Exercise data: Begin
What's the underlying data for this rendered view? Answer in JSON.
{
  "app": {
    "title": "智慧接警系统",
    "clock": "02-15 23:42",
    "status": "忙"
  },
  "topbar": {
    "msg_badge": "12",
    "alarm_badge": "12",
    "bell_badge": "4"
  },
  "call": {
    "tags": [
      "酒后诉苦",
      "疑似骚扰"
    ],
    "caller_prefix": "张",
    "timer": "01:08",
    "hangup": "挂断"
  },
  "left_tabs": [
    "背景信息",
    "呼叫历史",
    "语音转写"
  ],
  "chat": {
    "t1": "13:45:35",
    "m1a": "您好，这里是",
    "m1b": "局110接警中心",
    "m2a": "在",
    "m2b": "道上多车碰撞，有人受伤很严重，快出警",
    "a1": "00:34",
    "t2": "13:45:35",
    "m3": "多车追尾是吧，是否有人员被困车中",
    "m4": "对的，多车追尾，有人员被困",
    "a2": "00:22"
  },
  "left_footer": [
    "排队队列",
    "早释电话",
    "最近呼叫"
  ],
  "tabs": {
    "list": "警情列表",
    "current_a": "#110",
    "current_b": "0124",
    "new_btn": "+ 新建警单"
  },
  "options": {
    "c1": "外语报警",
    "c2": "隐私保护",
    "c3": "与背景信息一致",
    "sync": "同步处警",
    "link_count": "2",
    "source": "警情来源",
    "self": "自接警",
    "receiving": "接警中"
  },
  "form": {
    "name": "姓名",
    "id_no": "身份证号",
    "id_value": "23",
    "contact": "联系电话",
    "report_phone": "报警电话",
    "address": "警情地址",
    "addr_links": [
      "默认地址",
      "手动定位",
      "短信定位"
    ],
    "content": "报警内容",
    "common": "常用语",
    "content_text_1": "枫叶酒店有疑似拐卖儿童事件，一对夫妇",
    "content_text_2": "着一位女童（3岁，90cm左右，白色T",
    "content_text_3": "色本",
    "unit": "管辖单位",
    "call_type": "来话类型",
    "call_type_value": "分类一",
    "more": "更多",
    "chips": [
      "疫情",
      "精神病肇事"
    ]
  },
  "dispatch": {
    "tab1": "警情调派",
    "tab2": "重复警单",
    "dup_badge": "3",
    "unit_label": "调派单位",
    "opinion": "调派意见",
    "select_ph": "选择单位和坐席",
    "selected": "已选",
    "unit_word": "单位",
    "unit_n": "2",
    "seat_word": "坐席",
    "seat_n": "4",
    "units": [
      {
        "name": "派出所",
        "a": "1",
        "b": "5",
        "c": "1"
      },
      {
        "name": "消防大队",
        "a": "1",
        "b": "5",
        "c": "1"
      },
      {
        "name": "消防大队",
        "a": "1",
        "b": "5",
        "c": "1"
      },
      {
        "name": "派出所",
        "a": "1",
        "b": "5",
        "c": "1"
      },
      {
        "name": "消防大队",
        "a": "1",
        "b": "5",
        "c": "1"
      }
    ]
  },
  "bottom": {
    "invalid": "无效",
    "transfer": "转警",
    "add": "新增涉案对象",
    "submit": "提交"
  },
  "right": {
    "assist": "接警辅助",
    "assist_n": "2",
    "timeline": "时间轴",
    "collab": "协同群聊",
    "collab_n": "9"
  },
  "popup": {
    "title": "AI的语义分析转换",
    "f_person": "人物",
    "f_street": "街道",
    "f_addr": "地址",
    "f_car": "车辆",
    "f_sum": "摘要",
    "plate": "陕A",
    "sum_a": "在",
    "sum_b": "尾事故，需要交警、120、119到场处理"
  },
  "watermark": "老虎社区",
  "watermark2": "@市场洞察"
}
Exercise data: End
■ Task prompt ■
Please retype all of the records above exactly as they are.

■ Solution to this task ■
What's the underlying data for this rendered view? Answer in JSON.
{
  "app": {
    "title": "智慧接警系统",
    "clock": "02-15 23:42",
    "status": "忙"
  },
  "topbar": {
    "msg_badge": "12",
    "alarm_badge": "12",
    "bell_badge": "4"
  },
  "call": {
    "tags": [
      "酒后诉苦",
      "疑似骚扰"
    ],
    "caller_prefix": "张",
    "timer": "01:08",
    "hangup": "挂断"
  },
  "left_tabs": [
    "背景信息",
    "呼叫历史",
    "语音转写"
  ],
  "chat": {
    "t1": "13:45:35",
    "m1a": "您好，这里是",
    "m1b": "局110接警中心",
    "m2a": "在",
    "m2b": "道上多车碰撞，有人受伤很严重，快出警",
    "a1": "00:34",
    "t2": "13:45:35",
    "m3": "多车追尾是吧，是否有人员被困车中",
    "m4": "对的，多车追尾，有人员被困",
    "a2": "00:22"
  },
  "left_footer": [
    "排队队列",
    "早释电话",
    "最近呼叫"
  ],
  "tabs": {
    "list": "警情列表",
    "current_a": "#110",
    "current_b": "0124",
    "new_btn": "+ 新建警单"
  },
  "options": {
    "c1": "外语报警",
    "c2": "隐私保护",
    "c3": "与背景信息一致",
    "sync": "同步处警",
    "link_count": "2",
    "source": "警情来源",
    "self": "自接警",
    "receiving": "接警中"
  },
  "form": {
    "name": "姓名",
    "id_no": "身份证号",
    "id_value": "23",
    "contact": "联系电话",
    "report_phone": "报警电话",
    "address": "警情地址",
    "addr_links": [
      "默认地址",
      "手动定位",
      "短信定位"
    ],
    "content": "报警内容",
    "common": "常用语",
    "content_text_1": "枫叶酒店有疑似拐卖儿童事件，一对夫妇",
    "content_text_2": "着一位女童（3岁，90cm左右，白色T",
    "content_text_3": "色本",
    "unit": "管辖单位",
    "call_type": "来话类型",
    "call_type_value": "分类一",
    "more": "更多",
    "chips": [
      "疫情",
      "精神病肇事"
    ]
  },
  "dispatch": {
    "tab1": "警情调派",
    "tab2": "重复警单",
    "dup_badge": "3",
    "unit_label": "调派单位",
    "opinion": "调派意见",
    "select_ph": "选择单位和坐席",
    "selected": "已选",
    "unit_word": "单位",
    "unit_n": "2",
    "seat_word": "坐席",
    "seat_n": "4",
    "units": [
      {
        "name": "派出所",
        "a": "1",
        "b": "5",
        "c": "1"
      },
      {
        "name": "消防大队",
        "a": "1",
        "b": "5",
        "c": "1"
      },
      {
        "name": "消防大队",
        "a": "1",
        "b": "5",
        "c": "1"
      },
      {
        "name": "派出所",
        "a": "1",
        "b": "5",
        "c": "1"
      },
      {
        "name": "消防大队",
        "a": "1",
        "b": "5",
        "c": "1"
      }
    ]
  },
  "bottom": {
    "invalid": "无效",
    "transfer": "转警",
    "add": "新增涉案对象",
    "submit": "提交"
  },
  "right": {
    "assist": "接警辅助",
    "assist_n": "2",
    "timeline": "时间轴",
    "collab": "协同群聊",
    "collab_n": "9"
  },
  "popup": {
    "title": "AI的语义分析转换",
    "f_person": "人物",
    "f_street": "街道",
    "f_addr": "地址",
    "f_car": "车辆",
    "f_sum": "摘要",
    "plate": "陕A",
    "sum_a": "在",
    "sum_b": "尾事故，需要交警、120、119到场处理"
  },
  "watermark": "老虎社区",
  "watermark2": "@市场洞察"
}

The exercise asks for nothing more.